● **PROBLEM DESCRIPTION**
Which of the lines in the data below contain the string "icon"? Copy each of them.

=== THE INPUT ===

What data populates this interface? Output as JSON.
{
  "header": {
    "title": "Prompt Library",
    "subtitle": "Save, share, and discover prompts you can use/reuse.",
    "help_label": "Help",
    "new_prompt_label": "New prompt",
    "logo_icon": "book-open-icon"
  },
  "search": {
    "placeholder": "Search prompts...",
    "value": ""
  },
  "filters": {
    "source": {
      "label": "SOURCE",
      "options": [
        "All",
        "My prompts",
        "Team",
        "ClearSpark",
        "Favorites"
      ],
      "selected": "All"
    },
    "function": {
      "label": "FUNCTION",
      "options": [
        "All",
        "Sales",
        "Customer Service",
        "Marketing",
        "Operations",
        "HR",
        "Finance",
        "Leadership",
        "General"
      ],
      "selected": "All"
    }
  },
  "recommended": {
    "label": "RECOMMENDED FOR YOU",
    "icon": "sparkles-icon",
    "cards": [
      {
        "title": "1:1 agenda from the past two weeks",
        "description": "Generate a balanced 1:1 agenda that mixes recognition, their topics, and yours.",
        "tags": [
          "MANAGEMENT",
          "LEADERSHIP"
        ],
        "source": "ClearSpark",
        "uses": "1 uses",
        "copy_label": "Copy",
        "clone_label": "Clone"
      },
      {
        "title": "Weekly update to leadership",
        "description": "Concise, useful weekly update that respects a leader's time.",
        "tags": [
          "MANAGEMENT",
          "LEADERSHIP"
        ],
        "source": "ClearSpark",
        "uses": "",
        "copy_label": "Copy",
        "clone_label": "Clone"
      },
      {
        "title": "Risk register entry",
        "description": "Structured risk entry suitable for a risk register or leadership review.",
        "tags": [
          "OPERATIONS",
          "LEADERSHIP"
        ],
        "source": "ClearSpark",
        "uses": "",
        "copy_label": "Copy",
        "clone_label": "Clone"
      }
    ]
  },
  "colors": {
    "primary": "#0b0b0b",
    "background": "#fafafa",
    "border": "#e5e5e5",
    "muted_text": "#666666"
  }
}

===

● **TASK RESULT**
    "logo_icon": "book-open-icon"
    "icon": "sparkles-icon",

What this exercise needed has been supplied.